*TASK DIRECTIONS*.
The reply should be an exact repeat of the listing, with no pictures in it.

----- SUPPLIED DATA

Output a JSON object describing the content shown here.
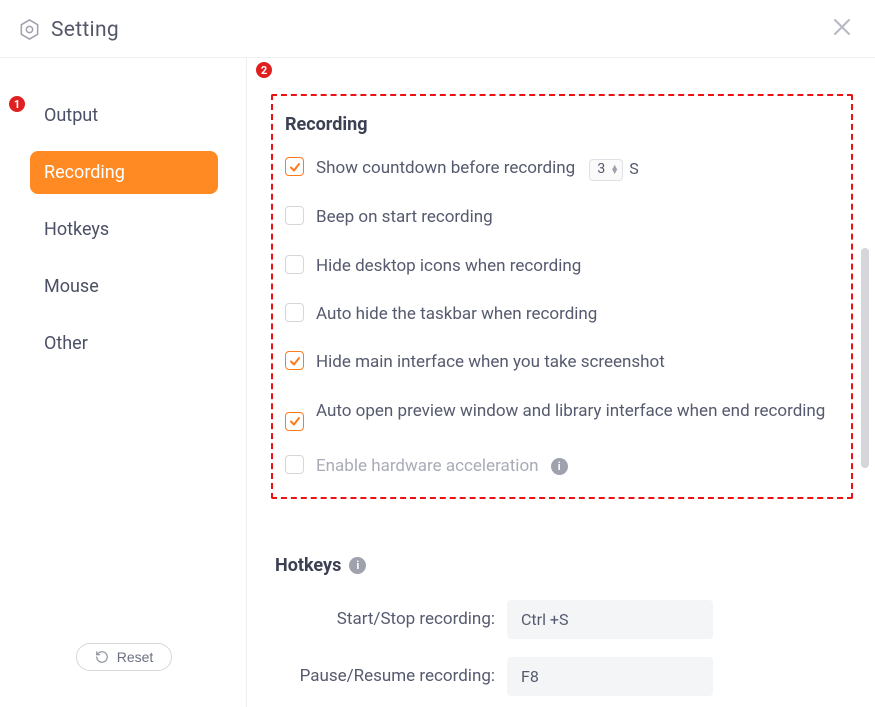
{
  "header": {
    "title": "Setting"
  },
  "sidebar": {
    "items": [
      {
        "label": "Output"
      },
      {
        "label": "Recording"
      },
      {
        "label": "Hotkeys"
      },
      {
        "label": "Mouse"
      },
      {
        "label": "Other"
      }
    ],
    "reset_label": "Reset"
  },
  "recording": {
    "section_title": "Recording",
    "options": {
      "countdown_label": "Show countdown before recording",
      "countdown_value": "3",
      "countdown_unit": "S",
      "beep_label": "Beep on start recording",
      "hide_icons_label": "Hide desktop icons when recording",
      "hide_taskbar_label": "Auto hide the taskbar when recording",
      "hide_main_label": "Hide main interface when you take screenshot",
      "auto_preview_label": "Auto open preview window and library interface when end recording",
      "hw_accel_label": "Enable hardware acceleration"
    }
  },
  "hotkeys": {
    "section_title": "Hotkeys",
    "rows": {
      "start_stop_label": "Start/Stop recording:",
      "start_stop_value": "Ctrl +S",
      "pause_resume_label": "Pause/Resume recording:",
      "pause_resume_value": "F8"
    }
  },
  "annotations": {
    "badge1": "1",
    "badge2": "2"
  }
}
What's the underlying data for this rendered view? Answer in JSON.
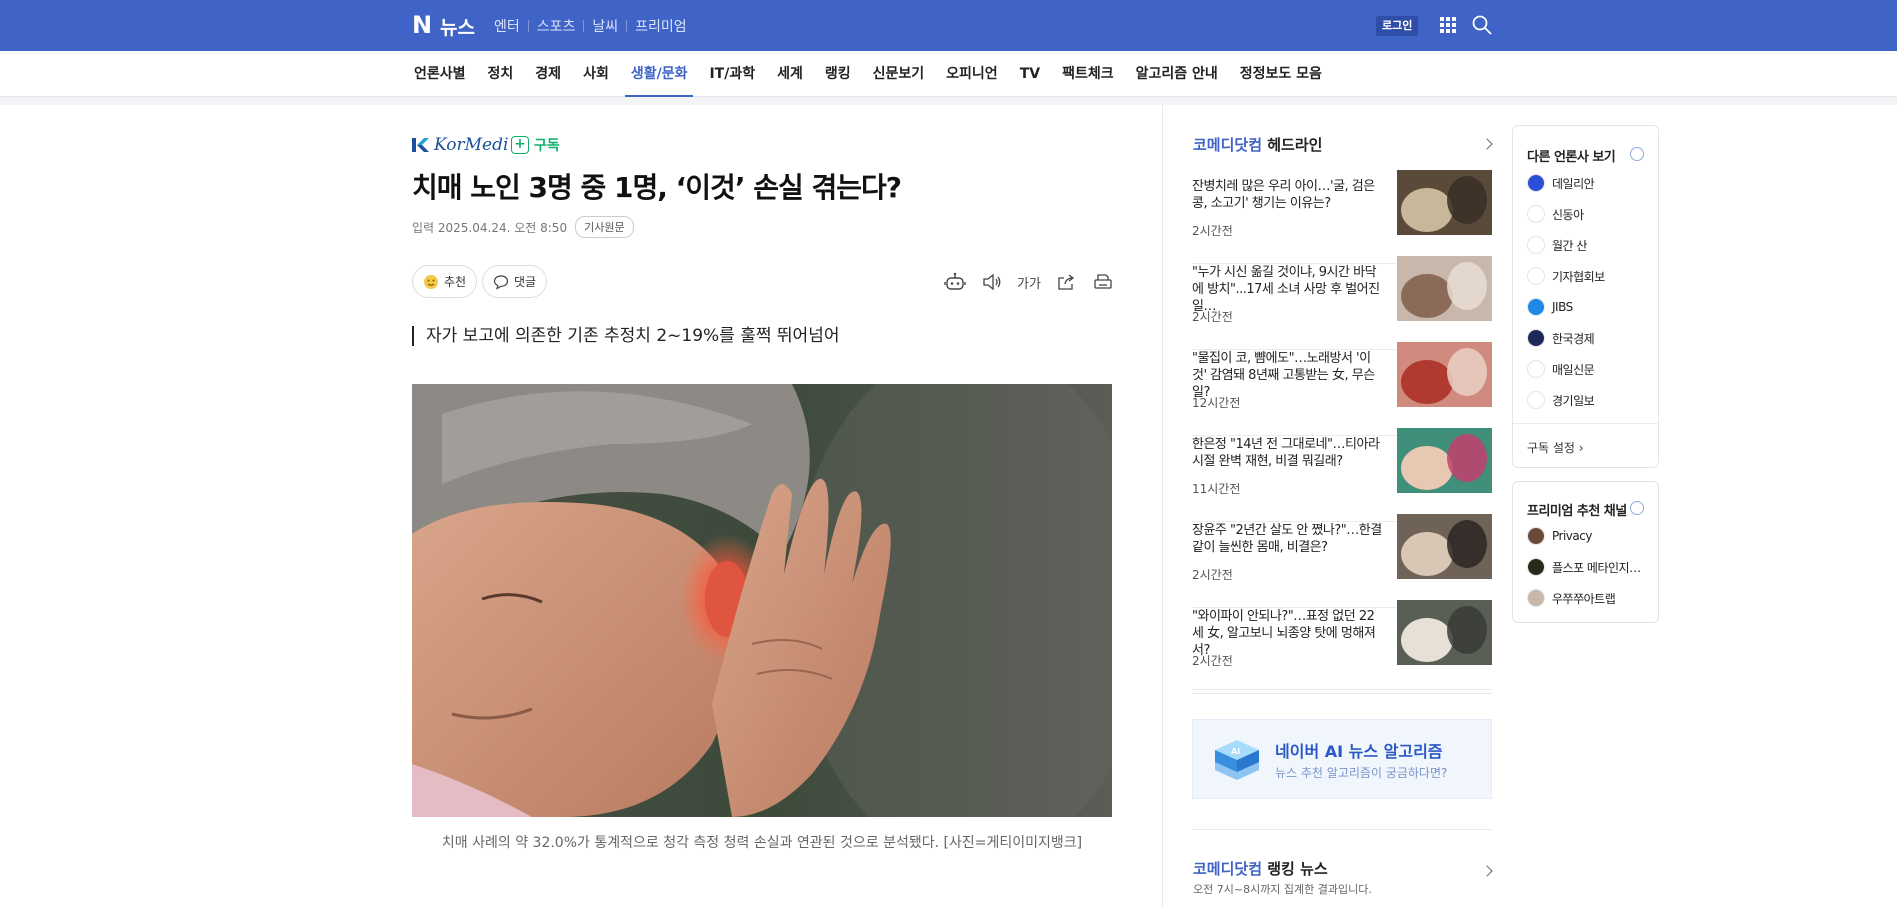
{
  "header": {
    "logo_letter": "N",
    "logo_text": "뉴스",
    "topnav": [
      "엔터",
      "스포츠",
      "날씨",
      "프리미엄"
    ],
    "login_label": "로그인"
  },
  "categories": [
    "언론사별",
    "정치",
    "경제",
    "사회",
    "생활/문화",
    "IT/과학",
    "세계",
    "랭킹",
    "신문보기",
    "오피니언",
    "TV",
    "팩트체크",
    "알고리즘 안내",
    "정정보도 모음"
  ],
  "active_category": "생활/문화",
  "article": {
    "press_name": "KorMedi",
    "subscribe_label": "구독",
    "title": "치매 노인 3명 중 1명, ‘이것’ 손실 겪는다?",
    "date_label": "입력 2025.04.24. 오전 8:50",
    "original_badge": "기사원문",
    "recommend_label": "추천",
    "comment_label": "댓글",
    "font_tool_label": "가가",
    "subtitle": "자가 보고에 의존한 기존 추정치 2~19%를 훌쩍 뛰어넘어",
    "caption": "치매 사례의 약 32.0%가 통계적으로 청각 측정 청력 손실과 연관된 것으로 분석됐다. [사진=게티이미지뱅크]"
  },
  "headlines": {
    "press": "코메디닷컴",
    "title_suffix": "헤드라인",
    "items": [
      {
        "text": "잔병치레 많은 우리 아이…'굴, 검은 콩, 소고기' 챙기는 이유는?",
        "time": "2시간전"
      },
      {
        "text": "\"누가 시신 옮길 것이냐, 9시간 바닥에 방치\"...17세 소녀 사망 후 벌어진 일…",
        "time": "2시간전"
      },
      {
        "text": "\"물집이 코, 뺨에도\"…노래방서 '이것' 감염돼 8년째 고통받는 女, 무슨 일?",
        "time": "12시간전"
      },
      {
        "text": "한은정 \"14년 전 그대로네\"…티아라 시절 완벽 재현, 비결 뭐길래?",
        "time": "11시간전"
      },
      {
        "text": "장윤주 \"2년간 살도 안 쪘나?\"…한결같이 늘씬한 몸매, 비결은?",
        "time": "2시간전"
      },
      {
        "text": "\"와이파이 안되나?\"…표정 없던 22세 女, 알고보니 뇌종양 탓에 멍해져서?",
        "time": "2시간전"
      }
    ]
  },
  "ai_banner": {
    "title": "네이버 AI 뉴스 알고리즘",
    "subtitle": "뉴스 추천 알고리즘이 궁금하다면?"
  },
  "ranking": {
    "press": "코메디닷컴",
    "title_suffix": "랭킹 뉴스",
    "subtitle": "오전 7시~8시까지 집계한 결과입니다."
  },
  "other_press": {
    "title": "다른 언론사 보기",
    "items": [
      "데일리안",
      "신동아",
      "월간 산",
      "기자협회보",
      "JIBS",
      "한국경제",
      "매일신문",
      "경기일보"
    ],
    "footer": "구독 설정"
  },
  "premium": {
    "title": "프리미엄 추천 채널",
    "items": [
      "Privacy",
      "플스포 메타인지…",
      "우쭈쭈아트랩"
    ]
  },
  "colors": {
    "brand_blue": "#3f63c6",
    "subscribe_green": "#10b06b"
  }
}
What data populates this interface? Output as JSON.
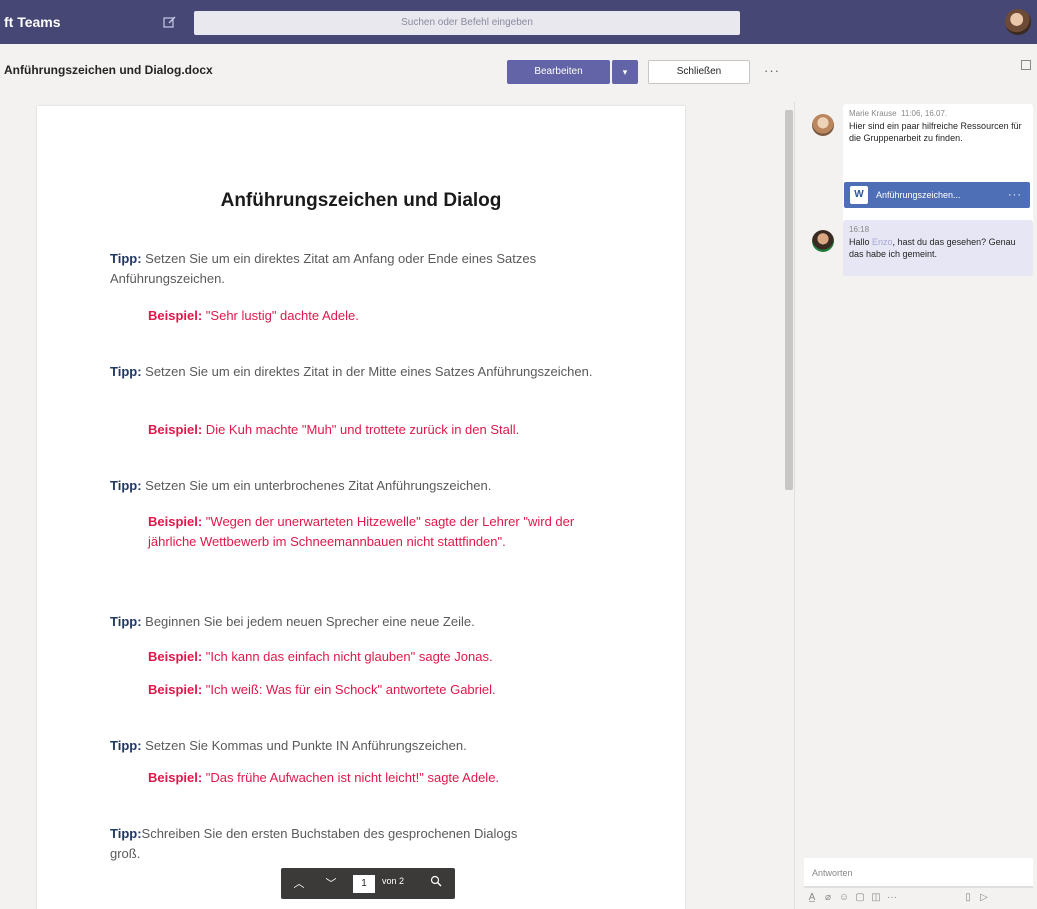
{
  "app": {
    "name": "ft Teams"
  },
  "search": {
    "placeholder": "Suchen oder Befehl eingeben"
  },
  "doc_header": {
    "title": "Anführungszeichen und Dialog.docx",
    "edit_label": "Bearbeiten",
    "close_label": "Schließen",
    "more_label": "···"
  },
  "document": {
    "heading": "Anführungszeichen und Dialog",
    "tip_label": "Tipp:",
    "example_label": "Beispiel:",
    "tips": [
      {
        "text": " Setzen Sie um ein direktes Zitat am Anfang oder Ende eines Satzes Anführungszeichen.",
        "examples": [
          " \"Sehr lustig\" dachte Adele."
        ]
      },
      {
        "text": " Setzen Sie um ein direktes Zitat in der Mitte eines Satzes Anführungszeichen.",
        "examples": [
          " Die Kuh machte \"Muh\" und trottete zurück in den Stall."
        ]
      },
      {
        "text": " Setzen Sie um ein unterbrochenes Zitat Anführungszeichen.",
        "examples": [
          " \"Wegen der unerwarteten Hitzewelle\" sagte der Lehrer \"wird der jährliche Wettbewerb im Schneemannbauen nicht stattfinden\"."
        ]
      },
      {
        "text": " Beginnen Sie bei jedem neuen Sprecher eine neue Zeile.",
        "examples": [
          " \"Ich kann das einfach nicht glauben\" sagte Jonas.",
          " \"Ich weiß: Was für ein Schock\" antwortete Gabriel."
        ]
      },
      {
        "text": " Setzen Sie Kommas und Punkte IN Anführungszeichen.",
        "examples": [
          " \"Das frühe Aufwachen ist nicht leicht!\" sagte Adele."
        ]
      },
      {
        "text": "Schreiben Sie den ersten Buchstaben des gesprochenen Dialogs groß.",
        "examples": []
      }
    ]
  },
  "page_nav": {
    "current": "1",
    "of_label": "von 2"
  },
  "chat": {
    "messages": [
      {
        "author": "Marie Krause",
        "time": "11:06, 16.07.",
        "text": "Hier sind ein paar hilfreiche Ressourcen für die Gruppenarbeit zu finden.",
        "file": "Anführungszeichen..."
      },
      {
        "time": "16:18",
        "text_before": "Hallo ",
        "mention": "Enzo",
        "text_after": ", hast du das gesehen? Genau das habe ich gemeint."
      }
    ],
    "reply_placeholder": "Antworten"
  }
}
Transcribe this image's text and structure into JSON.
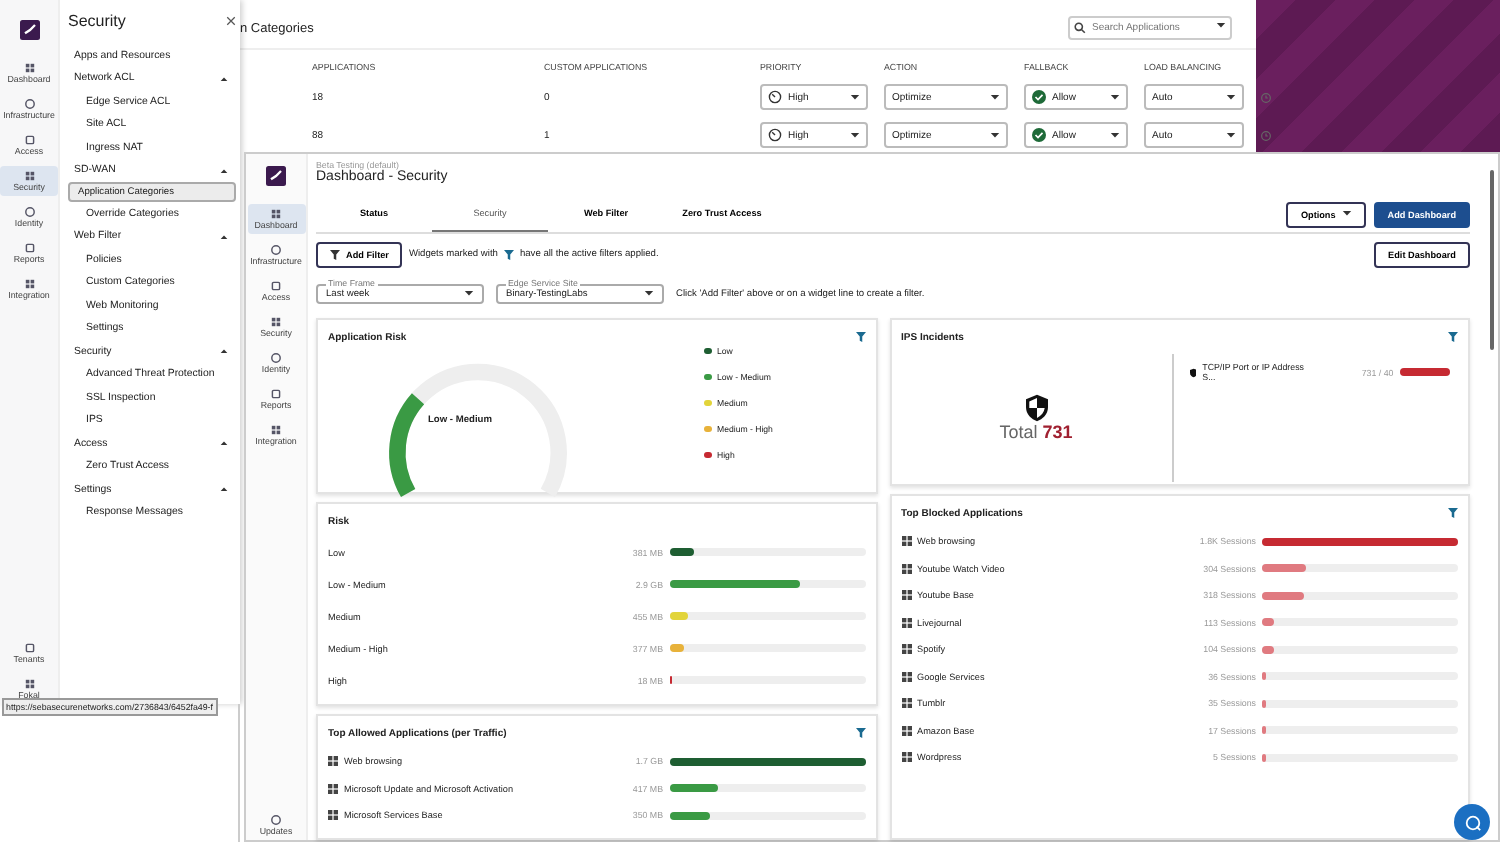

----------

*ANSWER TO THIS PROBLEM*.
Output a JSON object describing the content shown here.
{
  "header": {
    "title": "Setting"
  },
  "sidebar": {
    "items": [
      {
        "label": "Output"
      },
      {
        "label": "Recording"
      },
      {
        "label": "Hotkeys"
      },
      {
        "label": "Mouse"
      },
      {
        "label": "Other"
      }
    ],
    "reset_label": "Reset"
  },
  "recording": {
    "section_title": "Recording",
    "options": {
      "countdown_label": "Show countdown before recording",
      "countdown_value": "3",
      "countdown_unit": "S",
      "beep_label": "Beep on start recording",
      "hide_icons_label": "Hide desktop icons when recording",
      "hide_taskbar_label": "Auto hide the taskbar when recording",
      "hide_main_label": "Hide main interface when you take screenshot",
      "auto_preview_label": "Auto open preview window and library interface when end recording",
      "hw_accel_label": "Enable hardware acceleration"
    }
  },
  "hotkeys": {
    "section_title": "Hotkeys",
    "rows": {
      "start_stop_label": "Start/Stop recording:",
      "start_stop_value": "Ctrl +S",
      "pause_resume_label": "Pause/Resume recording:",
      "pause_resume_value": "F8"
    }
  },
  "annotations": {
    "badge1": "1",
    "badge2": "2"
  }
}
What's the underlying data for this rendered view? Answer in JSON.
{
  "header": {
    "logo_letter": "N",
    "logo_text": "뉴스",
    "topnav": [
      "엔터",
      "스포츠",
      "날씨",
      "프리미엄"
    ],
    "login_label": "로그인"
  },
  "categories": [
    "언론사별",
    "정치",
    "경제",
    "사회",
    "생활/문화",
    "IT/과학",
    "세계",
    "랭킹",
    "신문보기",
    "오피니언",
    "TV",
    "팩트체크",
    "알고리즘 안내",
    "정정보도 모음"
  ],
  "active_category": "생활/문화",
  "article": {
    "press_name": "KorMedi",
    "subscribe_label": "구독",
    "title": "치매 노인 3명 중 1명, ‘이것’ 손실 겪는다?",
    "date_label": "입력 2025.04.24. 오전 8:50",
    "original_badge": "기사원문",
    "recommend_label": "추천",
    "comment_label": "댓글",
    "font_tool_label": "가가",
    "subtitle": "자가 보고에 의존한 기존 추정치 2~19%를 훌쩍 뛰어넘어",
    "caption": "치매 사례의 약 32.0%가 통계적으로 청각 측정 청력 손실과 연관된 것으로 분석됐다. [사진=게티이미지뱅크]"
  },
  "headlines": {
    "press": "코메디닷컴",
    "title_suffix": "헤드라인",
    "items": [
      {
        "text": "잔병치레 많은 우리 아이…'굴, 검은 콩, 소고기' 챙기는 이유는?",
        "time": "2시간전"
      },
      {
        "text": "\"누가 시신 옮길 것이냐, 9시간 바닥에 방치\"...17세 소녀 사망 후 벌어진 일…",
        "time": "2시간전"
      },
      {
        "text": "\"물집이 코, 뺨에도\"…노래방서 '이것' 감염돼 8년째 고통받는 女, 무슨 일?",
        "time": "12시간전"
      },
      {
        "text": "한은정 \"14년 전 그대로네\"…티아라 시절 완벽 재현, 비결 뭐길래?",
        "time": "11시간전"
      },
      {
        "text": "장윤주 \"2년간 살도 안 쪘나?\"…한결같이 늘씬한 몸매, 비결은?",
        "time": "2시간전"
      },
      {
        "text": "\"와이파이 안되나?\"…표정 없던 22세 女, 알고보니 뇌종양 탓에 멍해져서?",
        "time": "2시간전"
      }
    ]
  },
  "ai_banner": {
    "title": "네이버 AI 뉴스 알고리즘",
    "subtitle": "뉴스 추천 알고리즘이 궁금하다면?"
  },
  "ranking": {
    "press": "코메디닷컴",
    "title_suffix": "랭킹 뉴스",
    "subtitle": "오전 7시~8시까지 집계한 결과입니다."
  },
  "other_press": {
    "title": "다른 언론사 보기",
    "items": [
      "데일리안",
      "신동아",
      "월간 산",
      "기자협회보",
      "JIBS",
      "한국경제",
      "매일신문",
      "경기일보"
    ],
    "footer": "구독 설정"
  },
  "premium": {
    "title": "프리미엄 추천 채널",
    "items": [
      "Privacy",
      "플스포 메타인지…",
      "우쭈쭈아트랩"
    ]
  },
  "colors": {
    "brand_blue": "#3f63c6",
    "subscribe_green": "#10b06b"
  }
}
What data populates this interface? Output as JSON.
{
  "app": {
    "name": "ft Teams"
  },
  "search": {
    "placeholder": "Suchen oder Befehl eingeben"
  },
  "doc_header": {
    "title": "Anführungszeichen und Dialog.docx",
    "edit_label": "Bearbeiten",
    "close_label": "Schließen",
    "more_label": "···"
  },
  "document": {
    "heading": "Anführungszeichen und Dialog",
    "tip_label": "Tipp:",
    "example_label": "Beispiel:",
    "tips": [
      {
        "text": " Setzen Sie um ein direktes Zitat am Anfang oder Ende eines Satzes Anführungszeichen.",
        "examples": [
          " \"Sehr lustig\" dachte Adele."
        ]
      },
      {
        "text": " Setzen Sie um ein direktes Zitat in der Mitte eines Satzes Anführungszeichen.",
        "examples": [
          " Die Kuh machte \"Muh\" und trottete zurück in den Stall."
        ]
      },
      {
        "text": " Setzen Sie um ein unterbrochenes Zitat Anführungszeichen.",
        "examples": [
          " \"Wegen der unerwarteten Hitzewelle\" sagte der Lehrer \"wird der jährliche Wettbewerb im Schneemannbauen nicht stattfinden\"."
        ]
      },
      {
        "text": " Beginnen Sie bei jedem neuen Sprecher eine neue Zeile.",
        "examples": [
          " \"Ich kann das einfach nicht glauben\" sagte Jonas.",
          " \"Ich weiß: Was für ein Schock\" antwortete Gabriel."
        ]
      },
      {
        "text": " Setzen Sie Kommas und Punkte IN Anführungszeichen.",
        "examples": [
          " \"Das frühe Aufwachen ist nicht leicht!\" sagte Adele."
        ]
      },
      {
        "text": "Schreiben Sie den ersten Buchstaben des gesprochenen Dialogs groß.",
        "examples": []
      }
    ]
  },
  "page_nav": {
    "current": "1",
    "of_label": "von 2"
  },
  "chat": {
    "messages": [
      {
        "author": "Marie Krause",
        "time": "11:06, 16.07.",
        "text": "Hier sind ein paar hilfreiche Ressourcen für die Gruppenarbeit zu finden.",
        "file": "Anführungszeichen..."
      },
      {
        "time": "16:18",
        "text_before": "Hallo ",
        "mention": "Enzo",
        "text_after": ", hast du das gesehen? Genau das habe ich gemeint."
      }
    ],
    "reply_placeholder": "Antworten"
  }
}
Transcribe this image's text and structure into JSON.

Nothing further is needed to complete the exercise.